Zoom In: The Best Deployment Advice I’ve Been Given

Zoom In

Deployment is hard. It’s messy. It’s unnerving and overwhelming. It’s chaos and calamity wrapped up in the ever changing emotions of kids and parents alike. It’s not for the faint of heart. Or maybe it is. We don’t have a say, you know. Whether you’re strong or not- here it is. The big D and I don’t mean Dallas; I mean Deployment. When I think about it and I when I began to prep for it, I didn’t know where to start with young kids. So, I reached out to great friends who’d done it before many times over. Hands down the best advice I was given before deployment (by several friends said in different ways) was: Zoom in.

When you step back and look at deployment as a whole, it’s a lot to take in. Too much to take in. When you think about the birthdays, the holidays, the kindergarten graduations, and weekends that will be missed it’s enough to due you in all together. When you zoom out and try to guess how your kids will respond to the missed soccer games and movie nights for months on end, or how you’re going to hold their hearts well during all that time apart, well you’ve just sunk your ship without ever leaving the harbor. It’s too great a burden and weight to bear at once.

“Try to Zoom in,” my friend Meredith told me. Focus on each day at a time. You don’t have to worry about the entire 9 months at once. Instead, focus on that day’s trials, triumphs, and even blunders. And then go to bed and wake up and do it all again the next day.

One day. You can do anything for one day.

But don’t just zoom in on time. Zoom in on your kids. Zoom in on who they are and what they need and how both of those realities may seem different from day to day during deployment. My kids reacted in the exact ways I thought they would when it came to deployment on some days. On other days they reacted the exact opposite of how I thought they would. If I had spent my effort zoomed out on the looming dread of the bad days stretching across all 9 months of deployment, I would have missed the good ones. The days where my kindergartener chose to take deep breaths with me and then bravely walk into school even though she wanted to stay and cry in my arms all day. The days when my 1st grader told me he was thankful his dad is a soldier even though he’d been struggling with anger at the Army for sending his dad away.

Zoom in on the good. Celebrate and celebrate big. We went for ice cream once a week to celebrate another week down. Typically, I am not a once-a-week-ice-cream-mom. But I wanted to celebrate our count down and the time ticking down to their dad’s return. Award ceremonies became a big deal.
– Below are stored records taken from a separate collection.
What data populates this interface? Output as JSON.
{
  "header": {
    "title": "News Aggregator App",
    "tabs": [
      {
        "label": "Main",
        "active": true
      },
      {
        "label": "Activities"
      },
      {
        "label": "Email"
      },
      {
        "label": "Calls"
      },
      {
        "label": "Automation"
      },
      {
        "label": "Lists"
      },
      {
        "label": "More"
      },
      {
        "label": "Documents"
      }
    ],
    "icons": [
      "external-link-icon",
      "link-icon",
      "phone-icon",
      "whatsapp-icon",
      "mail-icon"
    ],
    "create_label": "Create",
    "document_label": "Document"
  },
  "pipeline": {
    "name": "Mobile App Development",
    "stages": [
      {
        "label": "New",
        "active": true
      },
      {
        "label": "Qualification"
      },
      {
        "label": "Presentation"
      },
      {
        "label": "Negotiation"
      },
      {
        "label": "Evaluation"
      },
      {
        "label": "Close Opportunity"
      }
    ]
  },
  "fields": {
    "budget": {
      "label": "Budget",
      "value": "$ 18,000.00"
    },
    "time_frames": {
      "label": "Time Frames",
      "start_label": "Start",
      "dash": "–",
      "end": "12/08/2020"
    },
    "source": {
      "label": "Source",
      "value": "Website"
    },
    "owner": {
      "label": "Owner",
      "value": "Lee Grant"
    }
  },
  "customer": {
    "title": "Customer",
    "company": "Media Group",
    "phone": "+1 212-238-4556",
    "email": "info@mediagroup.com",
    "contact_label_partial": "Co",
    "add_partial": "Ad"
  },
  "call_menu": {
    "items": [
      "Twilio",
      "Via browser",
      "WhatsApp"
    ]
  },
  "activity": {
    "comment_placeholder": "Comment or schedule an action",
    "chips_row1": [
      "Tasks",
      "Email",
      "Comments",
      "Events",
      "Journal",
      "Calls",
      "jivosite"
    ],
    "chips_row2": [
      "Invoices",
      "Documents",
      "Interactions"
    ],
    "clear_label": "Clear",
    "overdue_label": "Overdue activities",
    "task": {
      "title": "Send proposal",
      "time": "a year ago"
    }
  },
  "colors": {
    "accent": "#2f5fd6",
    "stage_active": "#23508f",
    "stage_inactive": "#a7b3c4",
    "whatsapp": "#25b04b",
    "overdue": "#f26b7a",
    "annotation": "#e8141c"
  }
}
I could feel the tension of them looking into the crowd, so glad I was there, but missing their dad at the same time. So, I took a million photos and my oooh’s and ahhh’s knocked them off their feet with admiration. Never was I more impressed with them than when their dad was gone and I was their only cheerleader. We put on parties for stuffed animals, did dress up for Bible stories and just because. We danced in the kitchen and sometimes *gasp* we stayed up late. I wanted them to know that even in the midst of missing our favorite guy, there were still good things all around us, and happening all the time. If I had zoomed out on all the hard things, we might have missed them.

Zooming in does not mean running from or ignoring the hardness of deployment. Zoom in on the hard, too. Sit in the loneliness. Acknowledge the wretchedness of a fallen world full of wars where soldiers have to deploy. Hold them close in their tears and let them feel the weight of what and who they’re missing. The average deployment is anywhere from 6-9 months. I do think that stepping back and trying to take in the entirety of all of those difficult moments you’ll experience over close to a year is too much. But zooming in on each moment and feeling them with your kids in real time is so useful and so necessary. And at the end there’s always a reminder: this is going to end. We just have to hold on together for right now. And next time we’ll hold on together again. But in the moment, all zoomed in, you remind them, and yourself, that it’s not going to be like this forever.

You can do anything for a day. Even if that day is like groundhog day where you care for everyone in your house alone, load the dishwasher alone, fold laundry alone, and go to bed alone. On repeat. Every day. For 9 months. One day at a time. Even if that day is terrible, they won’t all be. Even stomach bugs aren’t going to last an entire deployment. You can clean the puke up, make it to tomorrow, and start again. So, if you’re looking at a deployment, or even if you’re smack in the middle of one, zoom in. Take a breath like a kindergartener not wanting to leave their mom. And then turn and walk into your day. And in a few months you can all look back and remember both the hard and the good. Then you can sit in overwhelming thankfulness that it wasn’t like that forever.

For famlies facing deployment, we hope you find our guides useful resources:

Guide to Deployment for Spouses

Guide to Deployment for Children

Guide to Deployment for Extended Family Members